Provided records below:

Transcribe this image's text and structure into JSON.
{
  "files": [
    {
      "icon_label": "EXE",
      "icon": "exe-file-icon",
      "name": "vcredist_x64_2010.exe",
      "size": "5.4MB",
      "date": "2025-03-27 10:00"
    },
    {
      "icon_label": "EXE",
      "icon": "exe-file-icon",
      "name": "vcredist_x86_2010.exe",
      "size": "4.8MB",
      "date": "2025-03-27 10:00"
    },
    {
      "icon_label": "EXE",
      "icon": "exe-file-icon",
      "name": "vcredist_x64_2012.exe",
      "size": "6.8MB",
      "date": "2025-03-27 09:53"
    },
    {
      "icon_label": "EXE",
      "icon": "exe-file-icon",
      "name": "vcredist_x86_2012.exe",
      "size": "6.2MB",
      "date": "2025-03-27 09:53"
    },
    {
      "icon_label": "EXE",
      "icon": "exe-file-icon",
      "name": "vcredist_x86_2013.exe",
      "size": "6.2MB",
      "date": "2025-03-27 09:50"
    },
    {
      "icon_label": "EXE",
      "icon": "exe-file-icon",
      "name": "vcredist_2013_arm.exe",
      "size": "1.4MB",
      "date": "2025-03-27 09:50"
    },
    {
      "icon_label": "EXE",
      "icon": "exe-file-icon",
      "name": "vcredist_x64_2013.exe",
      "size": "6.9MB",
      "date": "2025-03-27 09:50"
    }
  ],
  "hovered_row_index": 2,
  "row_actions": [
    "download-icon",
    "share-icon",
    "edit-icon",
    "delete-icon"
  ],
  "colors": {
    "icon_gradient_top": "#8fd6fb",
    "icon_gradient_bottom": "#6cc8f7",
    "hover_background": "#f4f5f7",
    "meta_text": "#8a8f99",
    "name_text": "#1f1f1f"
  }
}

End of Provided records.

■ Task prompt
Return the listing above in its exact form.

■ Expected output
Transcribe this image's text and structure into JSON.
{
  "files": [
    {
      "icon_label": "EXE",
      "icon": "exe-file-icon",
      "name": "vcredist_x64_2010.exe",
      "size": "5.4MB",
      "date": "2025-03-27 10:00"
    },
    {
      "icon_label": "EXE",
      "icon": "exe-file-icon",
      "name": "vcredist_x86_2010.exe",
      "size": "4.8MB",
      "date": "2025-03-27 10:00"
    },
    {
      "icon_label": "EXE",
      "icon": "exe-file-icon",
      "name": "vcredist_x64_2012.exe",
      "size": "6.8MB",
      "date": "2025-03-27 09:53"
    },
    {
      "icon_label": "EXE",
      "icon": "exe-file-icon",
      "name": "vcredist_x86_2012.exe",
      "size": "6.2MB",
      "date": "2025-03-27 09:53"
    },
    {
      "icon_label": "EXE",
      "icon": "exe-file-icon",
      "name": "vcredist_x86_2013.exe",
      "size": "6.2MB",
      "date": "2025-03-27 09:50"
    },
    {
      "icon_label": "EXE",
      "icon": "exe-file-icon",
      "name": "vcredist_2013_arm.exe",
      "size": "1.4MB",
      "date": "2025-03-27 09:50"
    },
    {
      "icon_label": "EXE",
      "icon": "exe-file-icon",
      "name": "vcredist_x64_2013.exe",
      "size": "6.9MB",
      "date": "2025-03-27 09:50"
    }
  ],
  "hovered_row_index": 2,
  "row_actions": [
    "download-icon",
    "share-icon",
    "edit-icon",
    "delete-icon"
  ],
  "colors": {
    "icon_gradient_top": "#8fd6fb",
    "icon_gradient_bottom": "#6cc8f7",
    "hover_background": "#f4f5f7",
    "meta_text": "#8a8f99",
    "name_text": "#1f1f1f"
  }
}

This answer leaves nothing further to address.